The Birth

Information on the birthing options available including hospital or birthing house deliveries, home births and water births, plus details on prenatal care and work considerations...

Various options are available to pregnant women when it comes to the time of their baby's birth.

Hospitals

Most women still opt to give birth in hospital and the choice of hospital will be decided in conjunction with the gynaecologist. Following the birth it is normal to spend five days in hospital.

As well as the usual medical carers, a physiotherapist will assist at the birth and in the weeks afterwards to ensure that the body recovers properly after the birth. The gynaecologist/obstetrician will almost certainly be present for the birth. Many women also choose to have a physiotherapist present to assist with pain relief. If the parents have not already had contact with the ONE (Office de la Naissance et de l'Enfance) during pregnancy they will receive a visit from a TMS on or shortly after admission to hospital.

Home births

Home births (l'accouchement à domicile) are available across the country. Mothers considering this should discuss it with their medical team as early as possible. It is only an option if the mother is in good health (no hypertension or pre-eclampsia) and the pregnancy is progressing normally and the baby arrives between 37 and 42 weeks. Women who have previously had a caesarean section or who are expecting twins will be strongly urged to give birth in a hospital.

A home birth is normally arranged and overseen by two experienced midwives. During the birth they can arrange transfer to hospital if the mother wishes, if she needs an epidural or if they are concerned for the well-being of mother or baby. In the months and weeks prior to the birth the woman must undergo regular checks and choose a hospital and doctor in case she needs one. The midwife will visit the home to advise on practical arrangements such as heating and equipment for when the baby arrives.

After the birth the midwives take care of mother and baby and will stay several hours until they are satisfied that all is well and normal. One midwife will then visit every day for 12 days (staying at least an hour) to check on progress and provide any medical assistance required. The baby must also be seen by a doctor during its first week of life.

The cost of a home birth and the post-natal care can usually be reclaimed in full from the insurer depending on the type of insurance.

  • To find out more consult the site for alternatives to hospital births: Click here (in French)
  • See the midwives' website for a list of those undertaking home births in Wallonia and Brussels: Click here (in French)
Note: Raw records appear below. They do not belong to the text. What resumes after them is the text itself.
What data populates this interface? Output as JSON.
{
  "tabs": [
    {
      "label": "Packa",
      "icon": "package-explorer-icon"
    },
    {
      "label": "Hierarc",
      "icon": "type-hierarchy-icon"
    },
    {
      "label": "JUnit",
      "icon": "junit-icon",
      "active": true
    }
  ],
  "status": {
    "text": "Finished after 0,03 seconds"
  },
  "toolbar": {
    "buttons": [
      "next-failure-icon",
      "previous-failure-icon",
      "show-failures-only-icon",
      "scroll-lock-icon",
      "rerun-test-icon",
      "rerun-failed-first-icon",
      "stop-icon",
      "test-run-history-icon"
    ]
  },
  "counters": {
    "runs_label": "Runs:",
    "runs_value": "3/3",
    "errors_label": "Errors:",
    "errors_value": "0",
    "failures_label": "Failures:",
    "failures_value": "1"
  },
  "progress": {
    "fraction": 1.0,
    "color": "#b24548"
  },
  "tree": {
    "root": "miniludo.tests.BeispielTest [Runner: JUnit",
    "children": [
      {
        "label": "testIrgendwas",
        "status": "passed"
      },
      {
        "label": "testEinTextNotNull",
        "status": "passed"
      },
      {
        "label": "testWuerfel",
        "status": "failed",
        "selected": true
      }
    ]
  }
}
Clinics and "birth houses"

Women may also give birth in a maternity facility known as a birth house (maison de la naissance). Here the atmosphere is deliberately more homely and less clinical. Women are attended by experienced midwives and the birth is allowed to proceed at a pace which suits mother and baby. Clinics are also available where a woman can give birth and then return home the same day or the day after. The usual safeguards apply, however, and transfer to hospital will be advised where necessary. Again as with home births this route is not open to all women.

Most birth houses offer prenatal consultations, baby massage, post natal home visits, family planning advice, pre and post natal talks and classes and general support and advice.

Again, many insurers reimburse the costs of this care.

Water births

Water birth (l'accouchement dans l'eau) is popular in Belgium. Facilities are provided in some hospitals and birth houses. Water birth is suitable for a lot of women but again there are some conditions, such as hypertension in the mother or foetal distress, that mean this is not an option for every woman.

Women wishing to have a water birth should ensure that they choose a gynaecologist who is in favour of this procedure.

Neonatal care

In the event of a premature birth or the baby requiring specialist neonatal care, facilities in Belgium are good but not all hospitals have the facilities. However, the TMS are present in neonatal care centres and work closely with the medical teams to ensure that parents are kept informed and provide advice on additional care requirements on transfer home.